“Gerry was a good man, despite what he might have thought. Too good for this business, honestly. He had a gentle heart, which made the hard aspects of his job all the more difficult, but he did them anyway. Because Gerry was loyal to a fault. Whatever he said he’d do, it would be done, and if he gave you his word you could always trust it. That’s a rare thing these days, especially in a city and business like this one. I’ve got countless stories I could tell to illustrate the point, but I’m not going to do that. Because I like to keep my private matters private, and because it’s unnecessary. I know that nearly all of you already have your own stories about him that encompass what kind of man he was. So together, let’s take a moment of silence to reflect on those memories.”
Silence fell, broken only by the occasional sound of muffled crying, which was forgivable in context. After several minutes, Ms. Pips cleared her throat once more and the attention leapt back onto the stage. “I hope you all picked a good one to remember. That’s probably enough out of me; I don’t want to use up all the time we’ve got. Once I leave the stage, please feel free to come up and say your own goodbyes to the urn, if you’d like. We’ve got the buffet opened up for you all once you’re done, serving mostly breakfast and, at Nicholas’s insistence, burgers from some shack halfway out of town. Apparently they were Gerry’s favorite. Anyway, feel free to eat, talk, and share your memories with one another. Because when someone leaves this world, that’s how they live on: in the memories and lessons they left us with. And I think we all know there’s no shortage of those where Gerry is concerned.”
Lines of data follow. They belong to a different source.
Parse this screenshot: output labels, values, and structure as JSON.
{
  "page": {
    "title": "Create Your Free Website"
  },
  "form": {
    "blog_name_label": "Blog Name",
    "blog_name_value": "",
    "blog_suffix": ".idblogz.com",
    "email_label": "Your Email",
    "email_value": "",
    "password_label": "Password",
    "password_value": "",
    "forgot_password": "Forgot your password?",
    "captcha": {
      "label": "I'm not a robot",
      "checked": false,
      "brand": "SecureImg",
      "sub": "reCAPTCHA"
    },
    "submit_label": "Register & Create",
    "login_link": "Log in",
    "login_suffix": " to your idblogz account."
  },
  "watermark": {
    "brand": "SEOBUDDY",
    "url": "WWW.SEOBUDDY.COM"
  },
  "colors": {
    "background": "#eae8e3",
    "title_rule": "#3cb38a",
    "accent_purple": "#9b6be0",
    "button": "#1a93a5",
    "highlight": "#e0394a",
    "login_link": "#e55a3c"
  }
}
Ms. Pips turned away from the microphone, taking a step over to the part of the table where the urn rested, and gently laid her hand down on top of it. Her eyes closed, and for a few seconds she looked genuinely human, instead of so distant and imposing that she may as well have been a creature from mythology. Then the moment passed, and she walked off the stage.
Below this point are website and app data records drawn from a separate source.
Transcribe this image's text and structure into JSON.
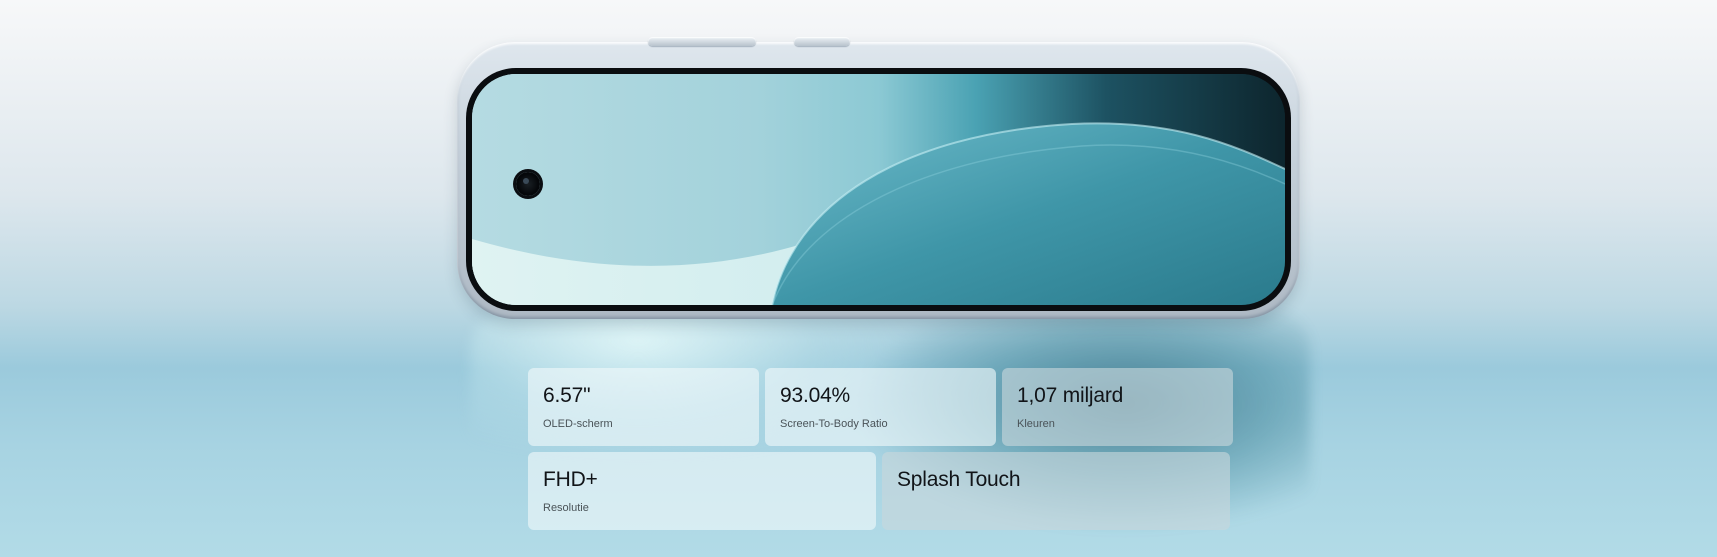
{
  "specs": {
    "row1": [
      {
        "value": "6.57\"",
        "label": "OLED-scherm"
      },
      {
        "value": "93.04%",
        "label": "Screen-To-Body Ratio"
      },
      {
        "value": "1,07 miljard",
        "label": "Kleuren"
      }
    ],
    "row2": [
      {
        "value": "FHD+",
        "label": "Resolutie"
      },
      {
        "value": "Splash Touch",
        "label": ""
      }
    ]
  },
  "colors": {
    "background_top": "#f7f8f9",
    "background_bottom": "#9bcadc",
    "screen_light": "#b7dde4",
    "screen_dark": "#0f2a33",
    "card_text": "#111418"
  },
  "icons": {
    "camera": "front-camera-icon"
  }
}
Nicholas Campbell was the first one to follow her, and no one made any attempt to move until he was up there. Even those who’d never met Nicholas, new hires brought on while he was away at college, knew how much Gerry had cared for the boy. He’d often talked at length about him, pride shining in Gerry’s eyes at nearly every mention of his name.
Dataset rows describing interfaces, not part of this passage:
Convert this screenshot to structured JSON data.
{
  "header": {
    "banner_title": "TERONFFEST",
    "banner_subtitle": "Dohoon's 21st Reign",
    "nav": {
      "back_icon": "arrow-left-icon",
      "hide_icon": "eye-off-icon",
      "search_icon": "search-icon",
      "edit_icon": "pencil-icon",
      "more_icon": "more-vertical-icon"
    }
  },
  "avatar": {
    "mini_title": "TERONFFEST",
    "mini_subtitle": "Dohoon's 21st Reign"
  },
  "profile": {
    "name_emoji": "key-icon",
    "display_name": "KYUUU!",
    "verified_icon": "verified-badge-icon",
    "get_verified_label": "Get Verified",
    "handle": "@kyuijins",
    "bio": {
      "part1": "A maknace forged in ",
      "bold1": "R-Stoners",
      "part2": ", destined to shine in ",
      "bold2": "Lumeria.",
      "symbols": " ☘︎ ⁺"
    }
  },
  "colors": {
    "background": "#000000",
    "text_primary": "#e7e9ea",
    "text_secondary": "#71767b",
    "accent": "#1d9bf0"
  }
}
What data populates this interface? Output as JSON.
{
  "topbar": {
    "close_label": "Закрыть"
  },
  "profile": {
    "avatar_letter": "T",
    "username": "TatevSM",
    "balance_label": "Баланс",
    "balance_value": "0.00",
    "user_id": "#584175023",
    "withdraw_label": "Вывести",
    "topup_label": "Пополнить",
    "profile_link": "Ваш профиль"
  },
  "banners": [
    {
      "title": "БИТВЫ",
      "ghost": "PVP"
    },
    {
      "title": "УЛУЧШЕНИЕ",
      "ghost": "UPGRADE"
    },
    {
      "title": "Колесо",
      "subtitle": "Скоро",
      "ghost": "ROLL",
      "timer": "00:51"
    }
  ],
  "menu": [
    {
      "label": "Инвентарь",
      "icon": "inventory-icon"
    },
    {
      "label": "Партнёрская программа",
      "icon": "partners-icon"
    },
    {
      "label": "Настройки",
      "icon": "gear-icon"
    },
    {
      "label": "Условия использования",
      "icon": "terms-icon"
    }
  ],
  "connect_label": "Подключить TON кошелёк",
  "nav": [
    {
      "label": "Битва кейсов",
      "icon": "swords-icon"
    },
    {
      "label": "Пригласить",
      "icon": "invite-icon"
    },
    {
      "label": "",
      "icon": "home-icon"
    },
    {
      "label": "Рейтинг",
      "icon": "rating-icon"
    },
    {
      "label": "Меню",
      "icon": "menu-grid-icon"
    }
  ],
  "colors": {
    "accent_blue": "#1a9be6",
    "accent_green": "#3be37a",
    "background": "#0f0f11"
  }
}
For once, Nicholas said nothing. He merely stood on the stage, staring at the urn and picture quietly, before nodding once and heading down the stairs. His friends, motley assortment that they were, stood at the bottom waiting for him. When Nicholas left, so did they. Probably body guards, from the looks of them, although the way they reached out to comfort him was a bit more familiar than what was considered proper in that line of work.
With Nicholas done, the others began to make their way up. Criminals and card dealers, bad guys and bartenders, all shoulder to shoulder saying their goodbyes to a man who had crossed between both worlds and made each one a little better.
When the last person was finally finished, Ms. Pips re-emerged, this time flanked by a pair of men in crisp suits, and picked up the urn. She cradled it carefully, brushing off one of her flunky’s attempts to carry it for her. It wouldn’t leave her grasp until they were back in her office, and she set it down on the part of her mantle she’d already selected.
It seemed only fitting that her right-hand man stay nearby. She liked to think Gerry would have preferred it that way.